Earlier this week, was the yahrzeit of one the greatest Torah teacher and leader of the twentieth century: Rabbi Menachem Mendel Schneerson, the seventh Lubavitche Rebbe, who died in 1994.

He espoused a Judaism that saw the good in every human being and inspired his followers to reach out to all parts of the world.

Unsurprisingly, he shows us a positive angle on Korach, one of the villains of the bible, the antihero of this week’s parasha.

He gave a talk in 1974 to a group of teenage girls. In it, he reflects on the Midrash that teaches that when Korach organized his demonstration against Moses, he arranged for all his fellow conspirators to be dressed identically. Last week’s portion ended with the mitzva of tzitzit where we are instructed to place a thread of blue in the white tzitzit fringes. Korach dressed his two-hundred-and-fifty henchmen in garments made entirely of blue.

He then confronted Moses with the following question:

“Does a garment made entirely of blue still require a tzitzit with a blue fringe?”

When Moses replied that it did, Korach mocked this answer to the crowd. If a single thread of blue is enough for a whole garment, surely a garment entirely of blue does not need another blue thread!

Rabbi Schneerson explained that Korach was challenging the essence of Moses’ leadership

The blue thread reminds us the blue of the oceans and the heavens, calling to mind G-d’s majesty.

But how do you communicate that message?

Korach believed that that the more you can overwhelm people with the “blue light of heaven” the more successful you will be.  Korach wanted to appeal to the emotions, to set souls on fire. He sought to make people excited by G-d. Let their entire garment, their total identity, melt into the sky!

Moses fundamentally disagreed. The Torah G-d gave him to communicate to the people is not just based on people’s feelings.

Of course, the people must be inspired and motivated, but that has to translate into daily acts. Good deeds. Acts of kindness. Daily prayer. Regular mitzvot.

Moses taught that we have to take single, daily, tangible acts and, through them, weave a blue thread of connectedness to G-d.

Korach wanted to wake up the world. Moses didn’t disagree. But he knew that to change the world you have to work at a step at a time.

Moses knew that it is all very well to excite an audience. But if this is not combined with an impact on daily lives, then it is of limited value. When Glastonbury is over, all that is left is a trudge through the mud.
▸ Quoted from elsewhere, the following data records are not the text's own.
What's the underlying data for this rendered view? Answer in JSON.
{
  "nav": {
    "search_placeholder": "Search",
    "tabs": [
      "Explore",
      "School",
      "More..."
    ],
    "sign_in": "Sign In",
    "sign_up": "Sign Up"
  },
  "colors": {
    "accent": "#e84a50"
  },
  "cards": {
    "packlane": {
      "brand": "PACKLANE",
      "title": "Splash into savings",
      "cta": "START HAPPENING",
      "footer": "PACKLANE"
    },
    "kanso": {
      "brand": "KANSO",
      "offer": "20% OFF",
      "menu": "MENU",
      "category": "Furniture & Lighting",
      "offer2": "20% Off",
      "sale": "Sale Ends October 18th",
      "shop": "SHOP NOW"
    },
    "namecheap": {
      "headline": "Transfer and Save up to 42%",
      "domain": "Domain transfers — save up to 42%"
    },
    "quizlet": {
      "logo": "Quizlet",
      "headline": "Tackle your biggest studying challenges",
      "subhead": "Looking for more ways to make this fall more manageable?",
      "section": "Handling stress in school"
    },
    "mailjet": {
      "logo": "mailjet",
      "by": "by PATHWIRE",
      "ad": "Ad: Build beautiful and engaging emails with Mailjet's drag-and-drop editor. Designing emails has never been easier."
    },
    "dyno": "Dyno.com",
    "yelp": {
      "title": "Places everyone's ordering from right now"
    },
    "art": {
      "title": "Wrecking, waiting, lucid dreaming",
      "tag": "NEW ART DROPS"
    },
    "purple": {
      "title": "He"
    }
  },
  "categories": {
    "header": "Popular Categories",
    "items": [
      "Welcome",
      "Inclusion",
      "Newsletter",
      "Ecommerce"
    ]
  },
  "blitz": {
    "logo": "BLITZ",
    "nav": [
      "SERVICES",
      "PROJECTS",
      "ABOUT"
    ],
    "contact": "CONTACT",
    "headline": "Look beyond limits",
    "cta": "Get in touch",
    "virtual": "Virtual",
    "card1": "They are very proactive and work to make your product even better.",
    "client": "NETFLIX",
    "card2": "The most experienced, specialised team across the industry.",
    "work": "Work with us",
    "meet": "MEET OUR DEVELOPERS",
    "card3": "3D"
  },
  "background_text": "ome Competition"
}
Rabbi Schneerson didn’t just preach these ideas. He lived by them.

He inspired people to the heights with his farbrengen, but, more importantly, he inspired tens of thousands to go out and be his representatives to bring Judaism to all corners of the globe. He encouraged people to connect in simple, daily ways: putting on tefillin, giving tzedaka, lighting candles, hospitality. 

Rabbi Lord Jonathan Sacks described it brilliantly in a phrase that he coined some years ago, that was adopted by Rabbi Moshe Miller to be the title of his biography of the Rebbe: Turning Judaism Outwards. 

During lockdown, we have missed the inspiring crowd experiences. We have come to appreciate, even more, the essential daily ways we can connect with each other and with G-d.